Births… and marriages
The question of whether Australian parents should be able to choose the sex of babies conceived from in vitro fertilisation is being debated, ABC’s PM program reported, with current rules banning sex-selection under review in a new set of draft guidelines which govern Australian IVF clinics.
Meanwhile, the debate over gay marriage shifted into the health arena, with The Guardian reporting that leading public health organisations had written to every federal MP arguing that there is a “strong public health case for marriage equality” and urging all public figures to consider the health impacts of the language used in the marriage equality debate.
“A definition of marriage that promotes social exclusion … compounds health inequities, worsening health outcomes,” the letter states.
Other Croakey reading you may have missed:
- “In general we are going backwards”: setting the scene for the Population Health Congress
- Andrew Jackomos: Culture is not a ‘perk’ for an Aboriginal child – it is a #JustJustice lifeline
- Rethinking #JustJustice for Aboriginal & Torres Strait Islander people with a disability
- “Why aren’t I in prison?” … Some questions about white privilege #JustJustice
- Calling for national action on discriminatory, unfair laws and systems #JustJustice
- One leader has stepped up to debate drug law reform. Will others?
- You want to mess with the NDIS? Get ready for a fight
- Will we need a new Royal Commission into child sex abuse in years to come?
- From aviation to healthcare: The human factors approach takes flight
- Where are the interests of patients and the community in the private health sector’s tug-of-wars?
- Systems science – the new way of thinking?
- Listening, trust and partnerships: learning from primary health care successes

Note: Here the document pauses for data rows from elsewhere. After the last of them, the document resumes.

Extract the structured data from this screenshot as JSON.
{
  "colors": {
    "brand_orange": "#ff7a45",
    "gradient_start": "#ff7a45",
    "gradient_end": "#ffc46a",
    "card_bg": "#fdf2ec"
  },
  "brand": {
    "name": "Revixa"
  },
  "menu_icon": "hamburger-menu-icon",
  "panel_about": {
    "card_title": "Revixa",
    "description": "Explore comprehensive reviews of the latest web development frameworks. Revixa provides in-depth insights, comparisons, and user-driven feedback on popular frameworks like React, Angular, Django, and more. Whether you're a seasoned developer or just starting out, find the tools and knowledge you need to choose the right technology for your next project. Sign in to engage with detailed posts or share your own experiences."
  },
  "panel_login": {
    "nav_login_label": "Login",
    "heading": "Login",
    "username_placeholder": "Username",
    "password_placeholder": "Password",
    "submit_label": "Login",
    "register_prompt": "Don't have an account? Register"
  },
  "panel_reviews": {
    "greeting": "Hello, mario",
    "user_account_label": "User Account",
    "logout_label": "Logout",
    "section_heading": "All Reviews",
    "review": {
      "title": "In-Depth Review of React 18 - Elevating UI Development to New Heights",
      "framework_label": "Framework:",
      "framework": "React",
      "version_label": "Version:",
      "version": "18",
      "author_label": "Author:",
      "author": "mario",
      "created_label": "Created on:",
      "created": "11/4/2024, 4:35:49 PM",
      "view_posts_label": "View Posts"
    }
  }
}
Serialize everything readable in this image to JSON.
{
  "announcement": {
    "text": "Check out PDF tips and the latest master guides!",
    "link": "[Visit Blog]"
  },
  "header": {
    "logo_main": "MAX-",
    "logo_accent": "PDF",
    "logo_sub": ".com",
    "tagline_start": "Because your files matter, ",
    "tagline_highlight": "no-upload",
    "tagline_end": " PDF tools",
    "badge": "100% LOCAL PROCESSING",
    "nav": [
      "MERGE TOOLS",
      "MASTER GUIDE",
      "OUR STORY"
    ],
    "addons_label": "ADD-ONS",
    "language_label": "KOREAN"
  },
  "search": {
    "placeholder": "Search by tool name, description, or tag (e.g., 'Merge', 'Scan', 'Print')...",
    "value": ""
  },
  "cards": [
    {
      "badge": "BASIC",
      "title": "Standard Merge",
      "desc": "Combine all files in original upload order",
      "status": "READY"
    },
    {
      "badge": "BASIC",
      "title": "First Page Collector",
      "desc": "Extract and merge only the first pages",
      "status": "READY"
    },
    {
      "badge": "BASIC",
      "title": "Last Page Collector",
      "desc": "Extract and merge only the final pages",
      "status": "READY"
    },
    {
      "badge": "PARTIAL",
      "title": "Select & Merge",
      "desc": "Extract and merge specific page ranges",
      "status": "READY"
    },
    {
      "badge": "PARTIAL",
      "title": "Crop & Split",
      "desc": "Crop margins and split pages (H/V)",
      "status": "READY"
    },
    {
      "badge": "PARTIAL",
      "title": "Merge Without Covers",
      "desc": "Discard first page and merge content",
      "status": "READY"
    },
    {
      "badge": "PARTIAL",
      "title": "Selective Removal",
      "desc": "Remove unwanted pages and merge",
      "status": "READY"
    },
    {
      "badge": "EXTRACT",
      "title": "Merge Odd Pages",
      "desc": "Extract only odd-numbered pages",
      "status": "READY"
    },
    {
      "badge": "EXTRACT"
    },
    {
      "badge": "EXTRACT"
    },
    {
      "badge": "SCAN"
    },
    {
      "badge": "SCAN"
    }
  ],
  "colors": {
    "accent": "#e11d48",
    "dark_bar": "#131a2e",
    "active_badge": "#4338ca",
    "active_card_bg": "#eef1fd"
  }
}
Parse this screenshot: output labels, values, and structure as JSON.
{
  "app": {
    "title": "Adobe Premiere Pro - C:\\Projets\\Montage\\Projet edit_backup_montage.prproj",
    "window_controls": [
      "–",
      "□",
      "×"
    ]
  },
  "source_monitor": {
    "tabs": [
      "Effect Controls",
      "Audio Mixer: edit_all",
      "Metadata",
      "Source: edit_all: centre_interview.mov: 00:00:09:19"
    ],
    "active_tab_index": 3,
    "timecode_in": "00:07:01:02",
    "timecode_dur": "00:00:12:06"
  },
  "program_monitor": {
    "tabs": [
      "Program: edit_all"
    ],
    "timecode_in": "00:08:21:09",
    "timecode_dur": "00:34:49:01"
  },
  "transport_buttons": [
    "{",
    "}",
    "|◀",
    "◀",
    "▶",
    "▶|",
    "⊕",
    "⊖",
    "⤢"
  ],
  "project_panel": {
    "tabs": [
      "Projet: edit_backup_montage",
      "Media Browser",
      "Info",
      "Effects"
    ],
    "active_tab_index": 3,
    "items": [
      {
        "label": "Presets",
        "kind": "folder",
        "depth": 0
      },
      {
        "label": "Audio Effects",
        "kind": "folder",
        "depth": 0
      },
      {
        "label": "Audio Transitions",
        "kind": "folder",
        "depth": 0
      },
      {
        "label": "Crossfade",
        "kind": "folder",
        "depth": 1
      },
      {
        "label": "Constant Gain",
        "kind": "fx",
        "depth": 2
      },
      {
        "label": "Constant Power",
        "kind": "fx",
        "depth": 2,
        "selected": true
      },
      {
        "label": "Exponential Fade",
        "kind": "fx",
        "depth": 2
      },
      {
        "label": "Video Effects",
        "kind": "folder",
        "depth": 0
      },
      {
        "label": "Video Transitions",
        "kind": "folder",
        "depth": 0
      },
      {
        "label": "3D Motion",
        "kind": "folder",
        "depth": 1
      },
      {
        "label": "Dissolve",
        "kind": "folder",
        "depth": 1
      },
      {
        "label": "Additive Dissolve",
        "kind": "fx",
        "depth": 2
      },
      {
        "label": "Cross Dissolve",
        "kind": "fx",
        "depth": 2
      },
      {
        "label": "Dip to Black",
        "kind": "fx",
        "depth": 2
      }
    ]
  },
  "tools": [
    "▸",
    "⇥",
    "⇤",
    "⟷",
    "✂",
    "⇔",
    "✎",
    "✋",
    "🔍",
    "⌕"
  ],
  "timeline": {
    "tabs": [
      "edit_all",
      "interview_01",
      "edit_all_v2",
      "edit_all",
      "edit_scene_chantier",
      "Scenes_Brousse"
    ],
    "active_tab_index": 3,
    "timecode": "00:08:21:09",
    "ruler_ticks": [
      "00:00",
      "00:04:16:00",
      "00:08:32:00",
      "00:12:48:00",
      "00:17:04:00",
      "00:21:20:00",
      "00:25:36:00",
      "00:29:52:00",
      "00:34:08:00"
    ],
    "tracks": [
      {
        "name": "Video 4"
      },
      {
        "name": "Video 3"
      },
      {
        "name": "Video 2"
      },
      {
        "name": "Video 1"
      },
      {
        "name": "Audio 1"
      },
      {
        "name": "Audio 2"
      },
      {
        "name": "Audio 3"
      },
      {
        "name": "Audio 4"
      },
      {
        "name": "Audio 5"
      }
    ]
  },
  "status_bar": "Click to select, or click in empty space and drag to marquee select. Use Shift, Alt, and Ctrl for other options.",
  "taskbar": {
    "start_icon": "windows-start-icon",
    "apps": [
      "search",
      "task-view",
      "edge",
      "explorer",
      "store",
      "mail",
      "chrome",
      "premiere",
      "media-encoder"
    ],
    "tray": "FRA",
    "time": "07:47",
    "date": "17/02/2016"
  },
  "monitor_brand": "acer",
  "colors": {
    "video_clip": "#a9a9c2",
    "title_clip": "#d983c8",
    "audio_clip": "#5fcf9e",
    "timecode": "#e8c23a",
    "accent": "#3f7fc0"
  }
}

- Can a citizen’s jury transform obesity policy?
- Alcohol and pregnancy: mixed messages undermining abstinence advice.
- Your cheat’s sheet to the new Croakey